Or else the doctor's office could make your kid sicker.
We've always been a little freaked out by that sticky wooden abacus that seems to be in every pediatrician's waiting room. Our kids are drawn to it like magnets, while we frantically try to pull them away: "Look at this pretty butterfly in this March 2002 Family Circle, Sally!" But we never knew if we were just being paranoid or had cause for concern. So we asked friend of momlogic Dr. Gwenn to weigh in on those waiting room toys. Are they fun or infectious (literally)?
Dr. Gwenn says: "CNN ran a story last week with a very catchy headline: 'Don't Let a Hospital Kill You.' Any guesses what the writer's top tips were? You guessed it: 'Bring your own toys' and 'Stay off the floors.'"

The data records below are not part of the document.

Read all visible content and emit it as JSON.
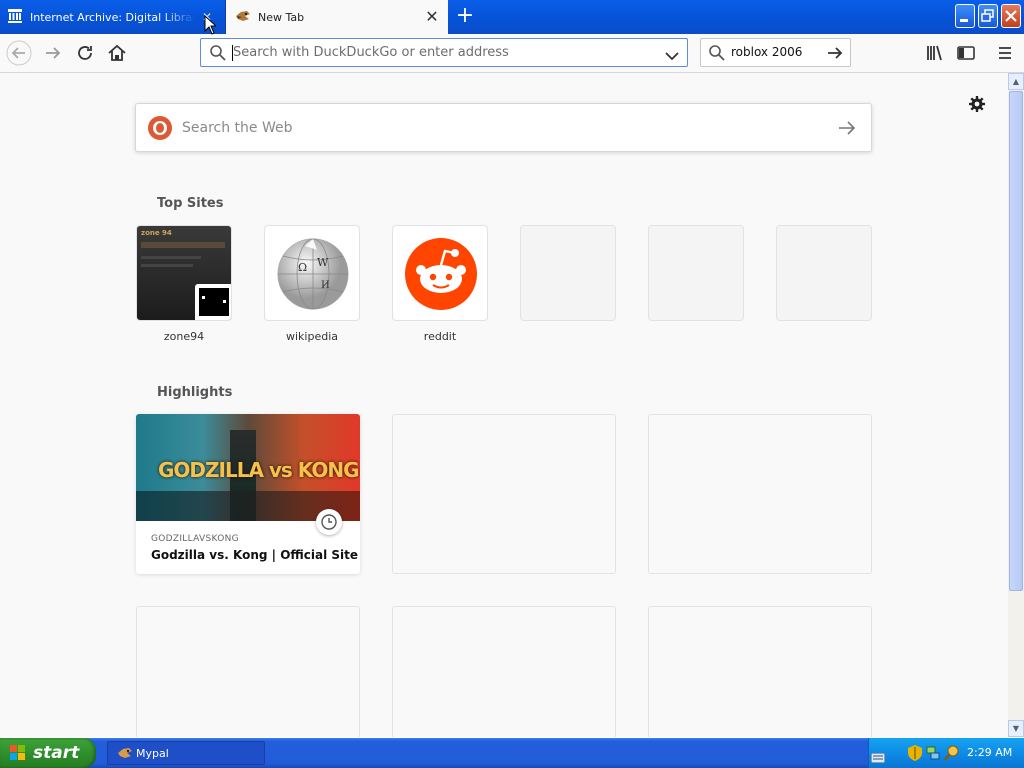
{
  "tabs": [
    {
      "title": "Internet Archive: Digital Library of Free & Borrowable Books, Movies, Music & Wayback Machine",
      "icon": "archive-icon",
      "active": false
    },
    {
      "title": "New Tab",
      "icon": "mypal-icon",
      "active": true
    }
  ],
  "toolbar": {
    "url_placeholder": "Search with DuckDuckGo or enter address",
    "search_value": "roblox 2006"
  },
  "newtab": {
    "web_search_placeholder": "Search the Web",
    "top_sites_title": "Top Sites",
    "highlights_title": "Highlights",
    "top_sites": [
      {
        "label": "zone94"
      },
      {
        "label": "wikipedia"
      },
      {
        "label": "reddit"
      },
      {
        "label": ""
      },
      {
        "label": ""
      },
      {
        "label": ""
      }
    ],
    "highlights": [
      {
        "host": "GODZILLAVSKONG",
        "title": "Godzilla vs. Kong | Official Site",
        "image_text": "GODZILLA vs KONG"
      }
    ]
  },
  "taskbar": {
    "start_label": "start",
    "tasks": [
      {
        "label": "Mypal"
      }
    ],
    "clock": "2:29 AM"
  },
  "colors": {
    "accent": "#0a5ee8",
    "reddit": "#ff4500",
    "duckduckgo": "#de5833",
    "taskbar": "#245edb",
    "start": "#2d8c2a"
  }
}
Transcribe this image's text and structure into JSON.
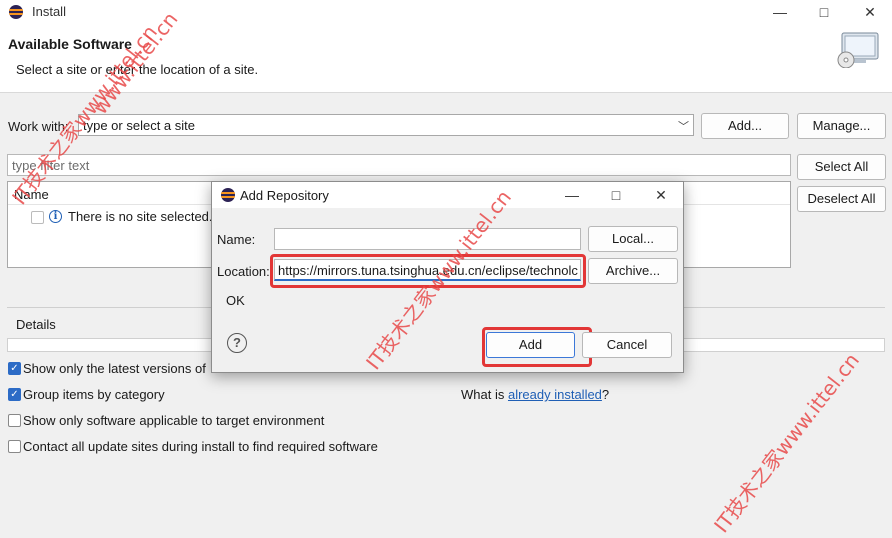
{
  "window": {
    "title": "Install",
    "minimize": "—",
    "maximize": "□",
    "close": "✕"
  },
  "header": {
    "title": "Available Software",
    "subtitle": "Select a site or enter the location of a site."
  },
  "work_with": {
    "label": "Work with:",
    "combo_value": "type or select a site",
    "add_label": "Add...",
    "manage_label": "Manage..."
  },
  "filter": {
    "placeholder": "type filter text",
    "select_all_label": "Select All",
    "deselect_all_label": "Deselect All"
  },
  "tree": {
    "column_name": "Name",
    "empty_message": "There is no site selected."
  },
  "details": {
    "label": "Details"
  },
  "options": {
    "latest_versions": {
      "label": "Show only the latest versions of",
      "checked": true
    },
    "group_by_category": {
      "label": "Group items by category",
      "checked": true
    },
    "applicable_only": {
      "label": "Show only software applicable to target environment",
      "checked": false
    },
    "contact_update_sites": {
      "label": "Contact all update sites during install to find required software",
      "checked": false
    },
    "what_is_prefix": "What is ",
    "already_installed_link": "already installed",
    "what_is_suffix": "?"
  },
  "dialog": {
    "title": "Add Repository",
    "name_label": "Name:",
    "name_value": "",
    "local_label": "Local...",
    "location_label": "Location:",
    "location_value": "https://mirrors.tuna.tsinghua.edu.cn/eclipse/technolc",
    "archive_label": "Archive...",
    "status_text": "OK",
    "add_label": "Add",
    "cancel_label": "Cancel"
  },
  "watermark": {
    "texts": [
      "www.ittel.cn",
      "IT技术之家www.ittel.cn",
      "IT技术之家www.ittel.cn",
      "IT技术之家www.ittel.cn"
    ]
  },
  "colors": {
    "accent": "#2c6bc6",
    "highlight_box": "#e23636",
    "link": "#1f5fb5"
  }
}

"As a pediatrician, this came as no surprise to me. Germs (bacterial and viruses) stick like glue to toys, books, and floors until the cleaning crew comes through with a good bottle of cleaning agent. In medical settings, the cleaning crew for waiting rooms and exam rooms is often the medical staff. And, because they're busy with patient care, those areas tend to only get straightened (but not necessarily disinfected).
Bring some distraction toys and books in your purse, and pull them out when necessary. That's the best way to get your kids through the visit and away from the germ hot spots. And make sure everyone's butt is on a seat and off the floor at all times. Your kids' days of 'hide and seek' under the waiting room chairs must end. The germs are there just waiting to be found ... and--trust me--that is one game you do not want your kids to win!"